basic pay settlements have remained at 3 per cent throughout the second
quarter, having edged up to this level in April 2003, according to research by
IRS (Industrial Relations Services) Pay Databank.
study reveals that the headline pay settlement measure has been pitched at 2.9
per cent or 3 per cent throughout the year so far, representing a remarkable
degree of stability amidst the uncertain economic climate.
key findings include:
Comparable deals are generally higher than a year ago. A matched sample of 129
basic awards reveals that 72 (55.8 per cent) are higher than their counterpart
of a year ago, 30 (23.3 per cent) are lower and 27 (20.9 per cent) are the
Inter-quartile range narrows. The upper quartile (above which the highest 25
per cent of pay deals lie) is unchanged at 3.5 per cent for the third month
The lower quartile (below which a quarter of awards are pitched) has edged up
by 0.1 percentage point, to 2.7 per cent. This is indicative of a modest
firming of awards at the lower end of the sample and narrows the inter-quartile
range. Half of all settlements now fall in a range of just 0.8 percentage
The weighted median, which takes into account the number of employees covered
by each pay award, remains at 3.5 per cent for the third successive month. A
number of awards made by employers such as BT, several local authorities, a
number of large retailers and those covered by the construction industry
multi-employer agreement account for the weighted median being above the

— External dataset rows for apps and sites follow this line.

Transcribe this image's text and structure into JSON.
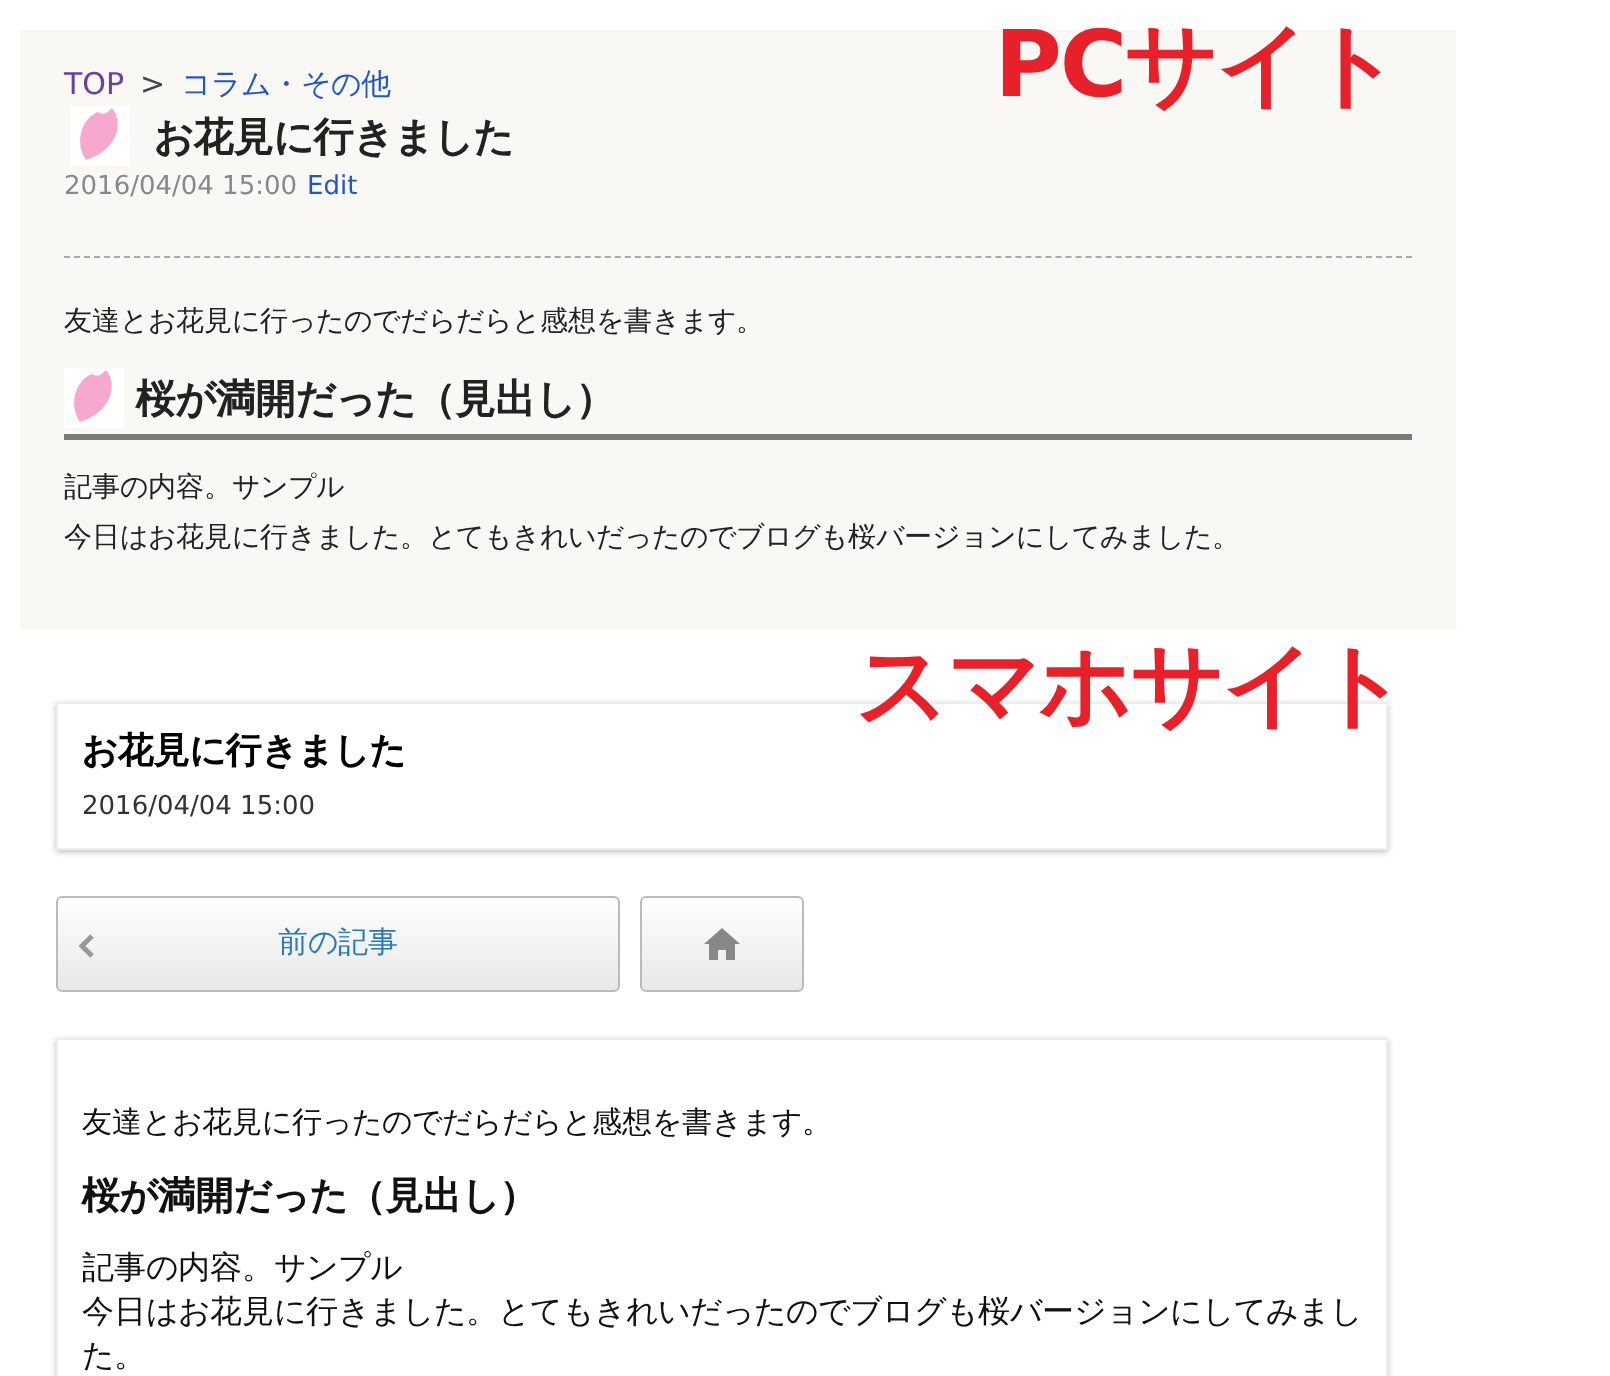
{
  "pc_site": {
    "label": "PCサイト",
    "breadcrumb": [
      {
        "text": "TOP",
        "visited": true
      },
      {
        "text": "コラム・その他",
        "visited": false
      }
    ],
    "breadcrumb_separator": ">",
    "title": "お花見に行きました",
    "date": "2016/04/04 15:00",
    "edit_link": "Edit",
    "intro": "友達とお花見に行ったのでだらだらと感想を書きます。",
    "heading": "桜が満開だった（見出し）",
    "body": [
      "記事の内容。サンプル",
      "今日はお花見に行きました。とてもきれいだったのでブログも桜バージョンにしてみました。"
    ]
  },
  "smartphone_site": {
    "label": "スマホサイト",
    "title": "お花見に行きました",
    "date": "2016/04/04 15:00",
    "prev_button": "前の記事",
    "intro": "友達とお花見に行ったのでだらだらと感想を書きます。",
    "heading": "桜が満開だった（見出し）",
    "body": [
      "記事の内容。サンプル",
      "今日はお花見に行きました。とてもきれいだったのでブログも桜バージョンにしてみました。"
    ]
  }
}
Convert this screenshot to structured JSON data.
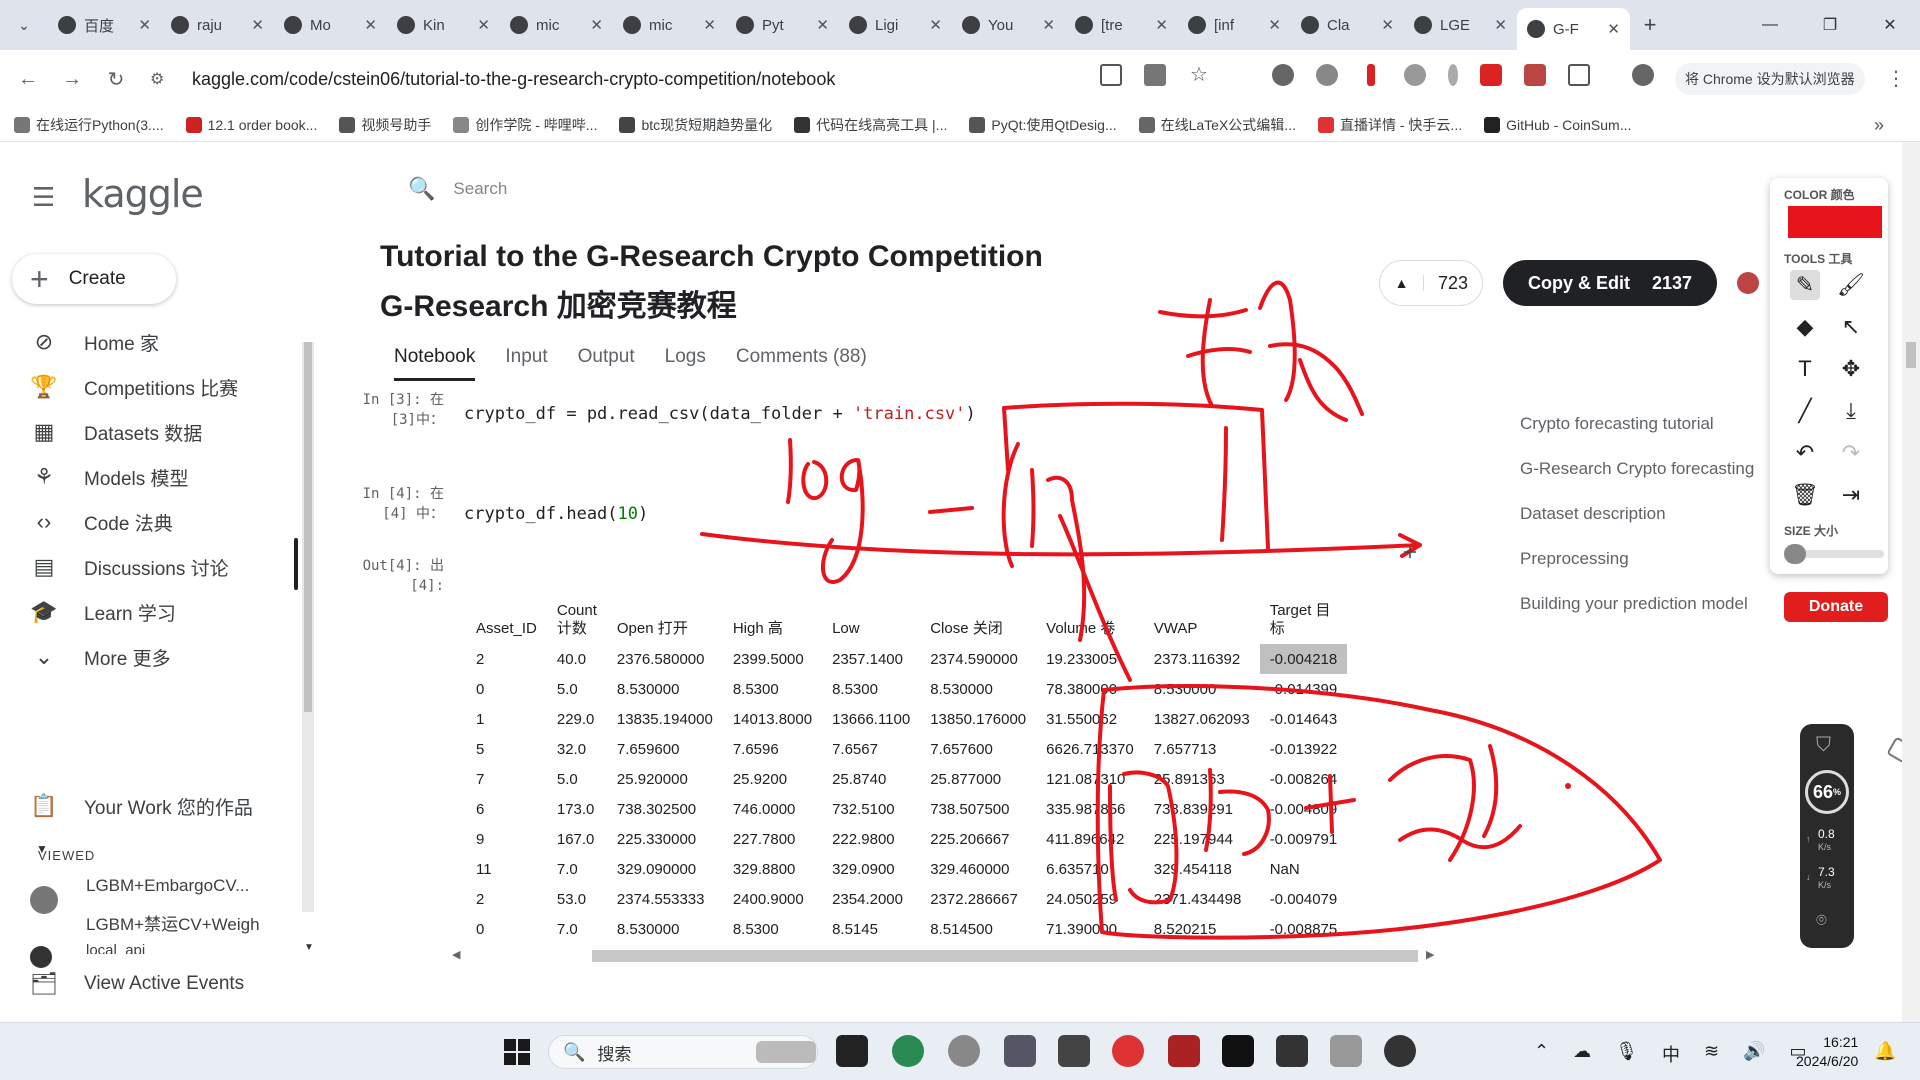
{
  "browser": {
    "tabs": [
      {
        "label": "百度",
        "icon": "box-icon"
      },
      {
        "label": "raju",
        "icon": "github-icon"
      },
      {
        "label": "Mo",
        "icon": "github-icon"
      },
      {
        "label": "Kin",
        "icon": "k-icon"
      },
      {
        "label": "mic",
        "icon": "github-icon"
      },
      {
        "label": "mic",
        "icon": "github-icon"
      },
      {
        "label": "Pyt",
        "icon": "python-icon"
      },
      {
        "label": "Ligi",
        "icon": "github-icon"
      },
      {
        "label": "You",
        "icon": "kaggle-icon"
      },
      {
        "label": "[tre",
        "icon": "kaggle-icon"
      },
      {
        "label": "[inf",
        "icon": "kaggle-icon"
      },
      {
        "label": "Cla",
        "icon": "claude-icon"
      },
      {
        "label": "LGE",
        "icon": "kaggle-icon"
      },
      {
        "label": "G-F",
        "icon": "kaggle-icon",
        "active": true
      }
    ],
    "url": "kaggle.com/code/cstein06/tutorial-to-the-g-research-crypto-competition/notebook",
    "default_browser_btn": "将 Chrome 设为默认浏览器",
    "bookmarks": [
      "在线运行Python(3....",
      "12.1 order book...",
      "视频号助手",
      "创作学院 - 哔哩哔...",
      "btc现货短期趋势量化",
      "代码在线高亮工具 |...",
      "PyQt:使用QtDesig...",
      "在线LaTeX公式编辑...",
      "直播详情 - 快手云...",
      "GitHub - CoinSum..."
    ]
  },
  "kaggle": {
    "logo": "kaggle",
    "create": "Create",
    "nav": [
      {
        "label": "Home 家",
        "icon": "compass-icon"
      },
      {
        "label": "Competitions 比赛",
        "icon": "trophy-icon"
      },
      {
        "label": "Datasets 数据",
        "icon": "table-icon"
      },
      {
        "label": "Models 模型",
        "icon": "models-icon"
      },
      {
        "label": "Code 法典",
        "icon": "code-icon"
      },
      {
        "label": "Discussions 讨论",
        "icon": "discussion-icon"
      },
      {
        "label": "Learn 学习",
        "icon": "graduation-cap-icon"
      },
      {
        "label": "More 更多",
        "icon": "chevron-down-icon"
      }
    ],
    "your_work": "Your Work 您的作品",
    "viewed_header": "VIEWED",
    "viewed": [
      "LGBM+EmbargoCV...",
      "LGBM+禁运CV+Weigh",
      "local_api"
    ],
    "view_active_events": "View Active Events",
    "search_placeholder": "Search"
  },
  "notebook": {
    "title_en": "Tutorial to the G-Research Crypto Competition",
    "title_zh": "G-Research 加密竞赛教程",
    "votes": "723",
    "copy_edit": "Copy & Edit",
    "copy_edit_count": "2137",
    "tabs": [
      "Notebook",
      "Input",
      "Output",
      "Logs",
      "Comments (88)"
    ],
    "cells": [
      {
        "prompt": "In [3]: 在\n[3]中：",
        "code_parts": [
          "crypto_df = pd.read_csv(data_folder + ",
          "'train.csv'",
          ")"
        ]
      },
      {
        "prompt": "In [4]: 在\n[4] 中：",
        "code_parts": [
          "crypto_df.head(",
          "10",
          ")"
        ]
      }
    ],
    "out_prompt": "Out[4]: 出\n[4]:",
    "table": {
      "columns": [
        "Asset_ID",
        "Count\n计数",
        "Open 打开",
        "High 高",
        "Low",
        "Close 关闭",
        "Volume 卷",
        "VWAP",
        "Target 目\n标"
      ],
      "rows": [
        [
          "2",
          "40.0",
          "2376.580000",
          "2399.5000",
          "2357.1400",
          "2374.590000",
          "19.233005",
          "2373.116392",
          "-0.004218"
        ],
        [
          "0",
          "5.0",
          "8.530000",
          "8.5300",
          "8.5300",
          "8.530000",
          "78.380000",
          "8.530000",
          "-0.014399"
        ],
        [
          "1",
          "229.0",
          "13835.194000",
          "14013.8000",
          "13666.1100",
          "13850.176000",
          "31.550062",
          "13827.062093",
          "-0.014643"
        ],
        [
          "5",
          "32.0",
          "7.659600",
          "7.6596",
          "7.6567",
          "7.657600",
          "6626.713370",
          "7.657713",
          "-0.013922"
        ],
        [
          "7",
          "5.0",
          "25.920000",
          "25.9200",
          "25.8740",
          "25.877000",
          "121.087310",
          "25.891363",
          "-0.008264"
        ],
        [
          "6",
          "173.0",
          "738.302500",
          "746.0000",
          "732.5100",
          "738.507500",
          "335.987856",
          "738.839291",
          "-0.004809"
        ],
        [
          "9",
          "167.0",
          "225.330000",
          "227.7800",
          "222.9800",
          "225.206667",
          "411.896642",
          "225.197944",
          "-0.009791"
        ],
        [
          "11",
          "7.0",
          "329.090000",
          "329.8800",
          "329.0900",
          "329.460000",
          "6.635710",
          "329.454118",
          "NaN"
        ],
        [
          "2",
          "53.0",
          "2374.553333",
          "2400.9000",
          "2354.2000",
          "2372.286667",
          "24.050259",
          "2371.434498",
          "-0.004079"
        ],
        [
          "0",
          "7.0",
          "8.530000",
          "8.5300",
          "8.5145",
          "8.514500",
          "71.390000",
          "8.520215",
          "-0.008875"
        ]
      ]
    },
    "toc": [
      "Crypto forecasting tutorial",
      "G-Research Crypto forecasting",
      "Dataset description",
      "Preprocessing",
      "Building your prediction model"
    ],
    "donate": "Donate"
  },
  "annotation_tool": {
    "color_label": "COLOR 颜色",
    "color": "#e8141b",
    "tools_label": "TOOLS 工具",
    "size_label": "SIZE 大小",
    "tools": [
      "pencil-icon",
      "marker-icon",
      "eraser-icon",
      "pointer-icon",
      "text-icon",
      "move-icon",
      "line-icon",
      "download-icon",
      "undo-icon",
      "redo-icon",
      "trash-icon",
      "exit-icon"
    ]
  },
  "speed_widget": {
    "percent": "66",
    "percent_unit": "%",
    "up": "0.8",
    "down": "7.3",
    "unit": "K/s"
  },
  "taskbar": {
    "search": "搜索",
    "ime": "中",
    "time": "16:21",
    "date": "2024/6/20"
  },
  "ink_text": {
    "note1": "log - log",
    "note2": "梯度",
    "note3": "代码 + 函数"
  }
}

Public sector deals continue to outpace those in the private sector.
on an analysis of basic settlements in the 12 months to the end of June, the
median public sector award has edged up to 3.5 per cent. This is 0.1 per cent
up on the year to May figure and exceeds the comparable private sector figure
by 0.6 per cent.
Awards made by manufacturers in the three months to the end of June were pitched at a median level of 3 per cent,
unchanged for the third successive rolling quarter. Meanwhile private-sector
services companies deals were focused around 3.1 per cent, the same as that
recorded a month earlier.
Pay and Benefits Bulletin editor, David Carr said: "At first glance, it
would be easy to conclude from this that we are in a renewed phase of relative
settlement buoyancy. However, while the nominal value of awards has ticked up
since the fourth quarter of 2002, their real (inflation adjusted) value has
been eroded on the back of rising inflation in the spring. In short, the modest
upturn in settlements since the turn of the year is somewhat illusory and has
failed to deliver a real increase in pay for many employees.”